ABOUT THIS TASK: Establish how many lines in the material below include the word "Endet", then give the count alone.
━━ PROVIDED ENTRIES ━━
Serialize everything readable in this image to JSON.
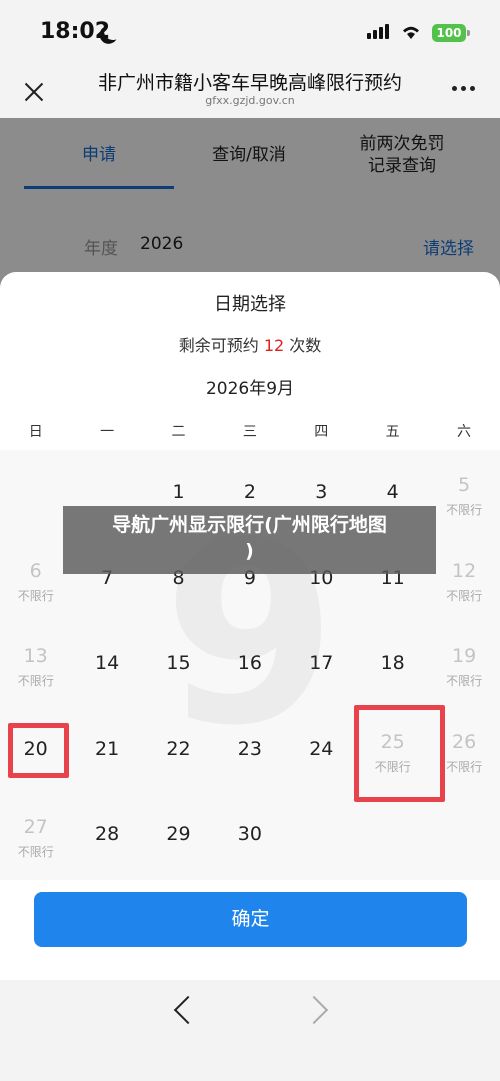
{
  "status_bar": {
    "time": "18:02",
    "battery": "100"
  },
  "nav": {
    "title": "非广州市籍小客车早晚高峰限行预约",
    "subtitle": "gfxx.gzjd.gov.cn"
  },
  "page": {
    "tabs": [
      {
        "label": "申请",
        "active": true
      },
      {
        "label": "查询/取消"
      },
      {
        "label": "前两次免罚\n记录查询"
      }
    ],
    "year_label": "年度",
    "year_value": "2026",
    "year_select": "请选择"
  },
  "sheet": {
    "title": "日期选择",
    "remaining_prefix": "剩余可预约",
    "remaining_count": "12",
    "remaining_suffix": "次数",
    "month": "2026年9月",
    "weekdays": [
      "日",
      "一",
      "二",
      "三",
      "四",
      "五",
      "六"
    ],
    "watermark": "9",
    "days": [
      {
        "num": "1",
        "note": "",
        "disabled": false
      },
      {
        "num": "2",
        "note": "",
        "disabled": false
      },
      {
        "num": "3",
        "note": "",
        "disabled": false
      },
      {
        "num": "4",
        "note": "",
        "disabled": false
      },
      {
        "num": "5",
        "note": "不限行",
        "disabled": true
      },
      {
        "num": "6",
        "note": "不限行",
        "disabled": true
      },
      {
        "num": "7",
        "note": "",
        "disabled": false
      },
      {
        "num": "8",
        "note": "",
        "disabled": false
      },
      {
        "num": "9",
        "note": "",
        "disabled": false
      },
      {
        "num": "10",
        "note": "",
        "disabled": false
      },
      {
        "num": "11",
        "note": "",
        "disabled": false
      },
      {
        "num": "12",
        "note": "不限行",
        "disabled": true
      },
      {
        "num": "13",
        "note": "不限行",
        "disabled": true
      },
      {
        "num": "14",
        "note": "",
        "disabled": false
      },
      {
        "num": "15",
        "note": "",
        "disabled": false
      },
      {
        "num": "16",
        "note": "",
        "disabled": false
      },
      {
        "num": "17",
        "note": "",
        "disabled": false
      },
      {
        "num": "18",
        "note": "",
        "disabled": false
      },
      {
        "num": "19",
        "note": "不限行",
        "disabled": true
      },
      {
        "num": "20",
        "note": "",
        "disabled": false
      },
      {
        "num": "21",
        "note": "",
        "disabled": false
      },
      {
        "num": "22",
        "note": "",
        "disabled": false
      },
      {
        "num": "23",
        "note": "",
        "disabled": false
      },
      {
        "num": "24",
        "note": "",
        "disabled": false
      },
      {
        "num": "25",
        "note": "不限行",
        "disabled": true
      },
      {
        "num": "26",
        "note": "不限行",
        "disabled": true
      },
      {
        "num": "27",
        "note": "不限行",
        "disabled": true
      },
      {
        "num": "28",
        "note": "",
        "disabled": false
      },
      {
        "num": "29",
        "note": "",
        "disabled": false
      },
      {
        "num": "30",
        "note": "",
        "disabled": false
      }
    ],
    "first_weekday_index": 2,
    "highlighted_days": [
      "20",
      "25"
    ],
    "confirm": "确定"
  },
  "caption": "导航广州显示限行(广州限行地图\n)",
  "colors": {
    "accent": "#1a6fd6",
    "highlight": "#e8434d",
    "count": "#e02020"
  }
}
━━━
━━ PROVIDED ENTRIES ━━
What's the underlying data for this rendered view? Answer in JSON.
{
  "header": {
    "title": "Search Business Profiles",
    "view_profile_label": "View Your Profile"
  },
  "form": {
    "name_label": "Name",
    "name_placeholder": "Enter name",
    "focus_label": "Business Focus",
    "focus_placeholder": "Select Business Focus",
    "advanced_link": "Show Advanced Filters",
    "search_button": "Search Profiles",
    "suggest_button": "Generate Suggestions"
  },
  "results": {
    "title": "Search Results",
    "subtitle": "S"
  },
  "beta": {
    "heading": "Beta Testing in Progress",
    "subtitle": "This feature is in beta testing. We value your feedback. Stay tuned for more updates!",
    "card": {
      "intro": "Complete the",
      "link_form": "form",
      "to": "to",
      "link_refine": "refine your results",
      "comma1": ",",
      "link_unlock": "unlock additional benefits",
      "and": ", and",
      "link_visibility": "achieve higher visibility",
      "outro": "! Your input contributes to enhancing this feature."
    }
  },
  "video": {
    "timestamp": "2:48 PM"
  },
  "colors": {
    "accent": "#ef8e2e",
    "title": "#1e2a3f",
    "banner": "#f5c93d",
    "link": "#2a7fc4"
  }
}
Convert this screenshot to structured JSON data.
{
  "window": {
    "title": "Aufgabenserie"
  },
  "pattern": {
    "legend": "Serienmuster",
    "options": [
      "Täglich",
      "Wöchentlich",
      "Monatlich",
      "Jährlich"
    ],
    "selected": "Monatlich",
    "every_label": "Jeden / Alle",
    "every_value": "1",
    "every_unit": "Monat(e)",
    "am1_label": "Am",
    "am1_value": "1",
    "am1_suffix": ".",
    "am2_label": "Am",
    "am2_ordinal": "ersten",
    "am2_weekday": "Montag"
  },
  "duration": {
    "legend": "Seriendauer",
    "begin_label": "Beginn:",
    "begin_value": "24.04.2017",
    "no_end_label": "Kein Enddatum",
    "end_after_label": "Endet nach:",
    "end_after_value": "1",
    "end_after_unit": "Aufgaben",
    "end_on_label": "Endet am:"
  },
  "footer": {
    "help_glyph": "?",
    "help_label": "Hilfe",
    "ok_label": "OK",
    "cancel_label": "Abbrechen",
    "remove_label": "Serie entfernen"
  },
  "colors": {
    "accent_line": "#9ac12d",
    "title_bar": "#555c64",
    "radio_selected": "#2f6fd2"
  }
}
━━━
EXERCISE ANSWER: 2